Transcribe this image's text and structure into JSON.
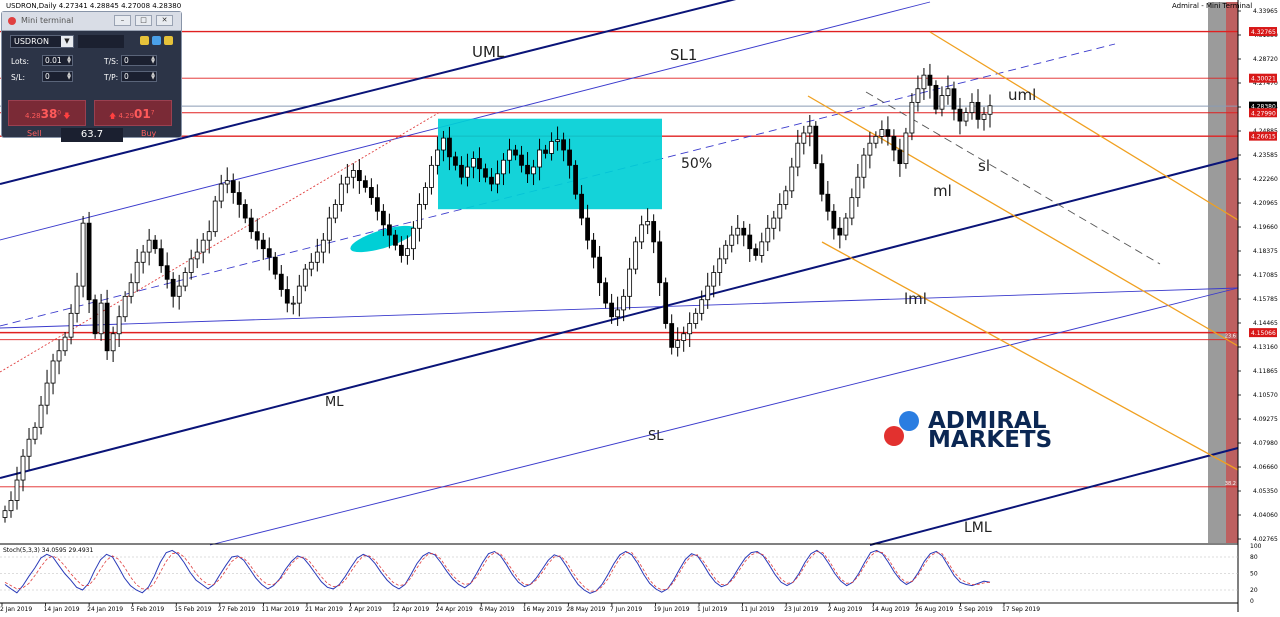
{
  "header": {
    "symbol_info": "USDRON,Daily  4.27341 4.28845 4.27008 4.28380",
    "right_info": "Admiral - Mini Terminal"
  },
  "chart_data": {
    "type": "candlestick",
    "symbol": "USDRON",
    "timeframe": "Daily",
    "ohlc_info": {
      "open": 4.27341,
      "high": 4.28845,
      "low": 4.27008,
      "close": 4.2838
    },
    "x_tick_labels": [
      "2 Jan 2019",
      "14 Jan 2019",
      "24 Jan 2019",
      "5 Feb 2019",
      "15 Feb 2019",
      "27 Feb 2019",
      "11 Mar 2019",
      "21 Mar 2019",
      "2 Apr 2019",
      "12 Apr 2019",
      "24 Apr 2019",
      "6 May 2019",
      "16 May 2019",
      "28 May 2019",
      "7 Jun 2019",
      "19 Jun 2019",
      "1 Jul 2019",
      "11 Jul 2019",
      "23 Jul 2019",
      "2 Aug 2019",
      "14 Aug 2019",
      "26 Aug 2019",
      "5 Sep 2019",
      "17 Sep 2019"
    ],
    "y_tick_labels": [
      "4.33965",
      "4.31330",
      "4.28720",
      "4.27470",
      "4.26105",
      "4.24885",
      "4.23585",
      "4.22260",
      "4.20965",
      "4.19660",
      "4.18375",
      "4.17085",
      "4.15785",
      "4.14465",
      "4.13160",
      "4.11865",
      "4.10570",
      "4.09275",
      "4.07980",
      "4.06660",
      "4.05350",
      "4.04060",
      "4.02765"
    ],
    "ylim": [
      4.027,
      4.345
    ],
    "price_markers": [
      {
        "value": 4.32765,
        "label": "4.32765",
        "color": "#d81818"
      },
      {
        "value": 4.30021,
        "label": "4.30021",
        "color": "#d81818"
      },
      {
        "value": 4.2838,
        "label": "4.28380",
        "color": "#000000"
      },
      {
        "value": 4.2799,
        "label": "4.27990",
        "color": "#d81818"
      },
      {
        "value": 4.26615,
        "label": "4.26615",
        "color": "#d81818"
      },
      {
        "value": 4.15066,
        "label": "4.15066",
        "color": "#d81818"
      }
    ],
    "horizontal_levels": [
      4.32765,
      4.30021,
      4.2838,
      4.2799,
      4.26615,
      4.15066,
      4.1465,
      4.06
    ],
    "fib_labels": [
      {
        "text": "50%",
        "value": 4.25
      },
      {
        "text": "23.6",
        "value": 4.1465
      },
      {
        "text": "38.2",
        "value": 4.06
      }
    ],
    "annotations": [
      "UML",
      "SL1",
      "ML",
      "SL",
      "LML",
      "uml",
      "ml",
      "lml",
      "sl",
      "50%"
    ],
    "candles_close": [
      4.046,
      4.052,
      4.064,
      4.078,
      4.088,
      4.095,
      4.108,
      4.121,
      4.134,
      4.14,
      4.148,
      4.162,
      4.178,
      4.215,
      4.17,
      4.15,
      4.168,
      4.14,
      4.15,
      4.16,
      4.172,
      4.18,
      4.192,
      4.198,
      4.205,
      4.2,
      4.19,
      4.182,
      4.172,
      4.178,
      4.186,
      4.194,
      4.198,
      4.205,
      4.21,
      4.228,
      4.238,
      4.24,
      4.233,
      4.226,
      4.218,
      4.21,
      4.205,
      4.2,
      4.195,
      4.185,
      4.176,
      4.168,
      4.168,
      4.178,
      4.188,
      4.192,
      4.198,
      4.205,
      4.218,
      4.226,
      4.238,
      4.242,
      4.246,
      4.24,
      4.236,
      4.23,
      4.222,
      4.214,
      4.208,
      4.202,
      4.196,
      4.2,
      4.212,
      4.226,
      4.236,
      4.249,
      4.258,
      4.265,
      4.254,
      4.249,
      4.242,
      4.248,
      4.253,
      4.247,
      4.242,
      4.238,
      4.244,
      4.252,
      4.258,
      4.255,
      4.249,
      4.244,
      4.248,
      4.258,
      4.256,
      4.263,
      4.264,
      4.258,
      4.249,
      4.232,
      4.218,
      4.205,
      4.195,
      4.18,
      4.168,
      4.16,
      4.164,
      4.172,
      4.188,
      4.204,
      4.214,
      4.216,
      4.204,
      4.18,
      4.156,
      4.142,
      4.146,
      4.15,
      4.156,
      4.162,
      4.17,
      4.178,
      4.186,
      4.194,
      4.202,
      4.208,
      4.212,
      4.208,
      4.2,
      4.196,
      4.204,
      4.212,
      4.218,
      4.226,
      4.234,
      4.248,
      4.262,
      4.268,
      4.272,
      4.25,
      4.232,
      4.222,
      4.212,
      4.208,
      4.218,
      4.23,
      4.242,
      4.255,
      4.262,
      4.266,
      4.27,
      4.266,
      4.258,
      4.25,
      4.268,
      4.286,
      4.294,
      4.302,
      4.296,
      4.282,
      4.29,
      4.294,
      4.282,
      4.275,
      4.28,
      4.286,
      4.276,
      4.279,
      4.284
    ]
  },
  "indicator": {
    "label": "Stoch(5,3,3) 34.0595 29.4931",
    "ticks": [
      "100",
      "80",
      "50",
      "20",
      "0"
    ],
    "k_values": [
      30,
      22,
      15,
      28,
      45,
      60,
      78,
      85,
      80,
      65,
      50,
      38,
      25,
      20,
      32,
      55,
      75,
      85,
      80,
      62,
      42,
      28,
      20,
      15,
      25,
      45,
      70,
      88,
      92,
      85,
      70,
      52,
      38,
      30,
      22,
      30,
      48,
      65,
      80,
      82,
      74,
      58,
      42,
      30,
      22,
      28,
      40,
      58,
      72,
      82,
      78,
      65,
      50,
      35,
      25,
      22,
      30,
      45,
      62,
      78,
      85,
      80,
      68,
      52,
      38,
      28,
      22,
      30,
      48,
      68,
      82,
      88,
      84,
      70,
      54,
      40,
      30,
      24,
      32,
      50,
      70,
      86,
      90,
      82,
      66,
      48,
      34,
      26,
      30,
      42,
      58,
      74,
      84,
      80,
      64,
      46,
      30,
      20,
      14,
      18,
      30,
      48,
      68,
      84,
      90,
      84,
      68,
      48,
      32,
      22,
      16,
      22,
      38,
      58,
      76,
      86,
      82,
      66,
      48,
      34,
      26,
      30,
      44,
      62,
      78,
      88,
      90,
      82,
      66,
      48,
      34,
      28,
      34,
      50,
      70,
      86,
      92,
      84,
      68,
      50,
      36,
      28,
      34,
      50,
      70,
      88,
      92,
      86,
      70,
      52,
      38,
      30,
      36,
      52,
      72,
      86,
      90,
      82,
      64,
      46,
      34,
      30,
      28,
      32,
      36,
      34
    ],
    "d_values": [
      34,
      28,
      22,
      24,
      32,
      46,
      62,
      76,
      82,
      76,
      64,
      50,
      38,
      28,
      28,
      40,
      58,
      74,
      82,
      76,
      62,
      44,
      30,
      22,
      22,
      32,
      52,
      72,
      86,
      88,
      80,
      66,
      50,
      38,
      30,
      30,
      40,
      56,
      72,
      80,
      78,
      66,
      50,
      38,
      30,
      30,
      38,
      52,
      68,
      78,
      80,
      72,
      58,
      44,
      32,
      26,
      28,
      38,
      54,
      70,
      82,
      82,
      74,
      60,
      46,
      34,
      28,
      30,
      42,
      60,
      76,
      86,
      86,
      76,
      60,
      46,
      36,
      30,
      32,
      44,
      62,
      80,
      88,
      86,
      72,
      56,
      40,
      30,
      30,
      38,
      52,
      68,
      80,
      82,
      72,
      54,
      38,
      26,
      18,
      18,
      26,
      40,
      60,
      78,
      88,
      88,
      74,
      56,
      38,
      26,
      20,
      22,
      34,
      52,
      70,
      82,
      84,
      72,
      56,
      40,
      30,
      30,
      40,
      56,
      72,
      84,
      88,
      84,
      72,
      56,
      40,
      32,
      34,
      46,
      64,
      80,
      90,
      88,
      74,
      56,
      40,
      32,
      34,
      46,
      64,
      82,
      90,
      88,
      76,
      58,
      42,
      34,
      36,
      48,
      66,
      82,
      88,
      86,
      70,
      52,
      40,
      34,
      30,
      30,
      33,
      34
    ]
  },
  "mini_terminal": {
    "title": "Mini terminal",
    "symbol": "USDRON",
    "lots_label": "Lots:",
    "lots_value": "0.01",
    "sl_label": "S/L:",
    "sl_value": "0",
    "ts_label": "T/S:",
    "ts_value": "0",
    "tp_label": "T/P:",
    "tp_value": "0",
    "sell_price_small": "4.28",
    "sell_price_big": "38",
    "sell_price_sup": "0",
    "buy_price_small": "4.29",
    "buy_price_big": "01",
    "buy_price_sup": "7",
    "sell_label": "Sell",
    "buy_label": "Buy",
    "spread": "63.7"
  },
  "brand": {
    "line1": "ADMIRAL",
    "line2": "MARKETS",
    "blue": "#2a7de1",
    "red": "#e2312f",
    "text": "#0b2753"
  },
  "colors": {
    "accent_navy": "#0a1478",
    "channel_blue": "#3a3acc",
    "orange": "#f0a020",
    "level_red": "#e02020",
    "zone_cyan": "#00cfd6",
    "bull": "#ffffff",
    "bear": "#000000"
  }
}
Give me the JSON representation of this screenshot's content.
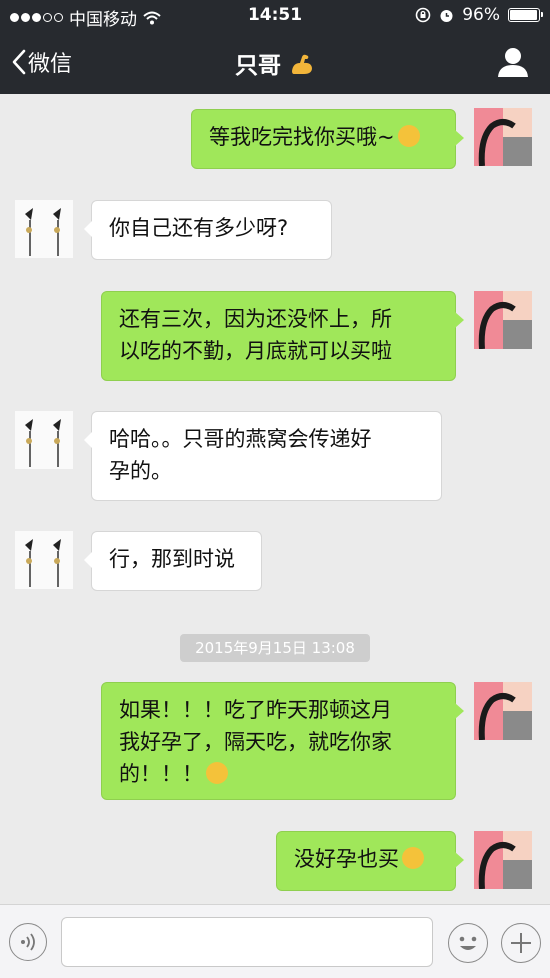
{
  "status_bar": {
    "carrier": "中国移动",
    "time": "14:51",
    "battery_text": "96%",
    "battery_level": 0.96
  },
  "nav": {
    "back_label": "微信",
    "title": "只哥"
  },
  "messages": [
    {
      "side": "out",
      "text": "等我吃完找你买哦~",
      "emoji": "grinning-emoji"
    },
    {
      "side": "in",
      "text": "你自己还有多少呀?"
    },
    {
      "side": "out",
      "lines": [
        "还有三次，因为还没怀上，所",
        "以吃的不勤，月底就可以买啦"
      ]
    },
    {
      "side": "in",
      "lines": [
        "哈哈。。只哥的燕窝会传递好",
        "孕的。"
      ]
    },
    {
      "side": "in",
      "text": "行，那到时说"
    },
    {
      "side": "out",
      "lines": [
        "如果！！！吃了昨天那顿这月",
        "我好孕了，隔天吃，就吃你家",
        "的！！！"
      ],
      "emoji": "yawn-emoji"
    },
    {
      "side": "out",
      "text": "没好孕也买",
      "emoji": "yawn-emoji"
    }
  ],
  "timestamp": "2015年9月15日 13:08",
  "input_bar": {
    "placeholder": ""
  },
  "colors": {
    "header_bg": "#272a2f",
    "chat_bg": "#ebebeb",
    "out_bubble": "#a0e75a",
    "in_bubble": "#ffffff"
  }
}
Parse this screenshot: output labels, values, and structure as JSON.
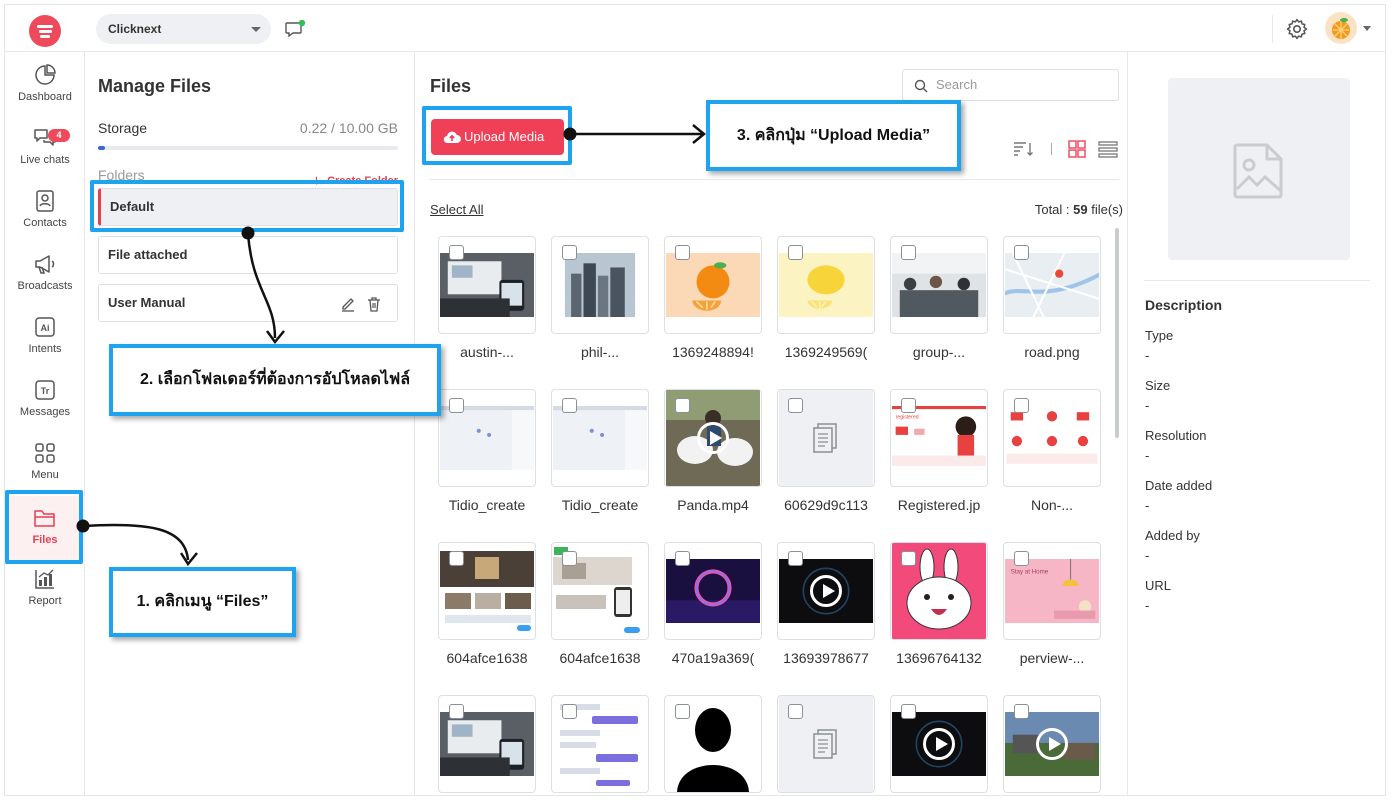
{
  "topbar": {
    "workspace": "Clicknext"
  },
  "nav": {
    "items": [
      {
        "label": "Dashboard",
        "icon": "pie-chart-icon"
      },
      {
        "label": "Live chats",
        "icon": "chat-bubbles-icon",
        "badge": "4"
      },
      {
        "label": "Contacts",
        "icon": "contact-book-icon"
      },
      {
        "label": "Broadcasts",
        "icon": "megaphone-icon"
      },
      {
        "label": "Intents",
        "icon": "ai-icon"
      },
      {
        "label": "Messages",
        "icon": "text-message-icon"
      },
      {
        "label": "Menu",
        "icon": "grid-menu-icon"
      },
      {
        "label": "Files",
        "icon": "folder-icon"
      },
      {
        "label": "Report",
        "icon": "bar-chart-icon"
      }
    ],
    "active": "Files"
  },
  "manage": {
    "title": "Manage Files",
    "storage_label": "Storage",
    "storage_value": "0.22 / 10.00 GB",
    "storage_used_fraction": 0.022,
    "folders_label": "Folders",
    "create_folder": "Create Folder",
    "folders": [
      "Default",
      "File attached",
      "User Manual"
    ],
    "active_folder": "Default"
  },
  "files": {
    "title": "Files",
    "search_placeholder": "Search",
    "upload_label": "Upload Media",
    "select_all": "Select All",
    "total_prefix": "Total : ",
    "total_count": "59",
    "total_suffix": " file(s)",
    "items": [
      {
        "name": "austin-...",
        "thumb": "laptop"
      },
      {
        "name": "phil-...",
        "thumb": "city"
      },
      {
        "name": "1369248894!",
        "thumb": "orange"
      },
      {
        "name": "1369249569(",
        "thumb": "lemon"
      },
      {
        "name": "group-...",
        "thumb": "office"
      },
      {
        "name": "road.png",
        "thumb": "map"
      },
      {
        "name": "Tidio_create",
        "thumb": "screen"
      },
      {
        "name": "Tidio_create",
        "thumb": "screen"
      },
      {
        "name": "Panda.mp4",
        "thumb": "panda-video"
      },
      {
        "name": "60629d9c113",
        "thumb": "document"
      },
      {
        "name": "Registered.jp",
        "thumb": "registered"
      },
      {
        "name": "Non-...",
        "thumb": "nonreg"
      },
      {
        "name": "604afce1638",
        "thumb": "website"
      },
      {
        "name": "604afce1638",
        "thumb": "website2"
      },
      {
        "name": "470a19a369(",
        "thumb": "neon"
      },
      {
        "name": "13693978677",
        "thumb": "video"
      },
      {
        "name": "13696764132",
        "thumb": "bunny"
      },
      {
        "name": "perview-...",
        "thumb": "pink"
      },
      {
        "name": "",
        "thumb": "laptop"
      },
      {
        "name": "",
        "thumb": "chatlog"
      },
      {
        "name": "",
        "thumb": "person"
      },
      {
        "name": "",
        "thumb": "document"
      },
      {
        "name": "",
        "thumb": "video"
      },
      {
        "name": "",
        "thumb": "landscape-video"
      }
    ]
  },
  "details": {
    "title": "Description",
    "fields": [
      {
        "label": "Type",
        "value": "-"
      },
      {
        "label": "Size",
        "value": "-"
      },
      {
        "label": "Resolution",
        "value": "-"
      },
      {
        "label": "Date added",
        "value": "-"
      },
      {
        "label": "Added by",
        "value": "-"
      },
      {
        "label": "URL",
        "value": "-"
      }
    ]
  },
  "annotations": {
    "step1": "1. คลิกเมนู “Files”",
    "step2": "2. เลือกโฟลเดอร์ที่ต้องการอัปโหลดไฟล์",
    "step3": "3. คลิกปุ่ม “Upload Media”"
  },
  "colors": {
    "accent": "#ef4058",
    "annotation": "#1ea3f0"
  }
}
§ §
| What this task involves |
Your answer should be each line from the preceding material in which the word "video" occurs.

| Answer section |
        "thumb": "panda-video"
        "thumb": "video"
        "thumb": "video"
        "thumb": "landscape-video"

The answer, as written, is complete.